They say “as far as we know” but determining if that’s supported or contradicted is nearly impossible. So I’m treating Claim 6 as if that bit wasn’t there.
It seems to me to be well established that modern industry can and does afflict ancient constructs., 
“One logically assumes all of these buildings to be a lot more recent than what the Scaligerian chronology tells us.”
Claim 7 is undetermined.
Is this really the logical conclusion?
“They are subject to erosion, and have a constant natural destruction rate, which is rather high.”
Claim 8 is undetermined.
Claim 6 criticizes the “modern acceleration” explaining because they didn’t think any research had been done to support the idea. What research has been done to support the idea that the destruction rate is constant and rather high?
 – H:FoS1
 – https://chronologia.org/lit_nx.html.
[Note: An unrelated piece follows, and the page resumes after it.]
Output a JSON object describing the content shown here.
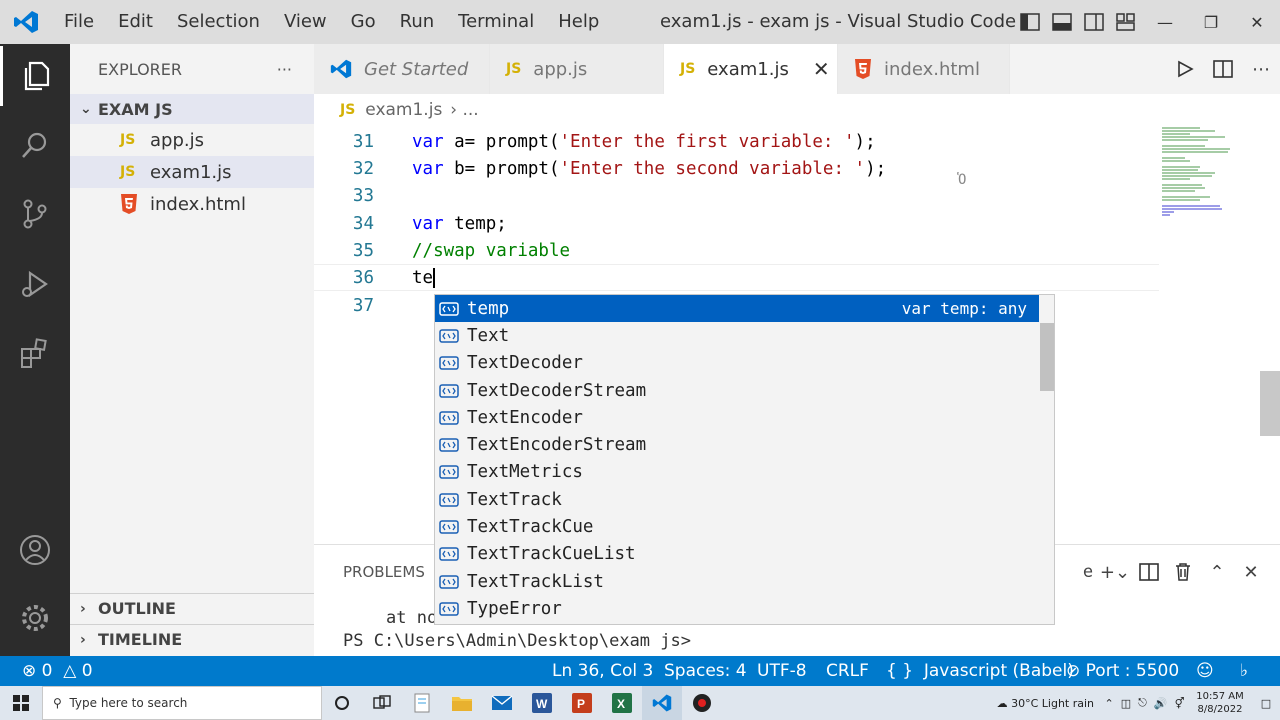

Accessed 10 Nov. 2021.
 – Anonymous. “Climate Change Threatens European Landmarks” (NPR, 17 Aug. 2007). https://www.npr.org/templates/story/story.php?storyId=12379768. Accessed 14 Nov. 2021.
 – Kampouris, Nick. “Study Suggests British Museum Has Caused More Damage to Parthenon Sculptures than Athens’ Air Pollution” (Greek Reporter, 11 Dec. 2019). https://greekreporter.com/2019/12/11/study-suggests-british-museum-has-caused-more-damage-to-parthenon-sculptures-than-athens-air-pollution/. Accessed 14 Nov. 2021.
 – History.com Editors. “The Sphinx” (HISTORY, 4 Jan. 2018). https://www.history.com/topics/ancient-egypt/the-sphinx. Accessed Nov. 15 2021.
 – “Responses to Your Questions” (PBS, 10 Feb. 1997). https://www.pbs.org/wgbh/nova/pyramid/mail/responses970210.html. Accessed 15 Nov. 2021.
 – Hadingham, Evan. “Uncovering Secrets of the Sphinx” (Smithsonian Magazine, Feb. 2010). https://www.smithsonianmag.com/history/uncovering-secrets-of-the-sphinx-5053442/. Accessed 15 Nov. 2021.
 – Hawass, Zahi. “HISTORY OF THE CONSERVATION OF THE SPHINX”. https://www.guardians.net/hawass/sphinx2.htm. Accessed 15 Nov. 2021.
 – Yocom, John E. “AIR POLLUTION DAMAGE TO BUILDINGS ON THE ACROPOLIS” (1979). https://www.tandfonline.com/doi/pdf/10.1080/00022470.1979.10470796. Accessed 15 Nov. 2021.
 – Mink, John. “Top 5 Endangered Heritage Sites – Acid Rain” (9 Jan. 2009). https://cyark.org/news/top-5-endangered-heritage-sites-acid-rain. Accessed 15 Nov. 2021.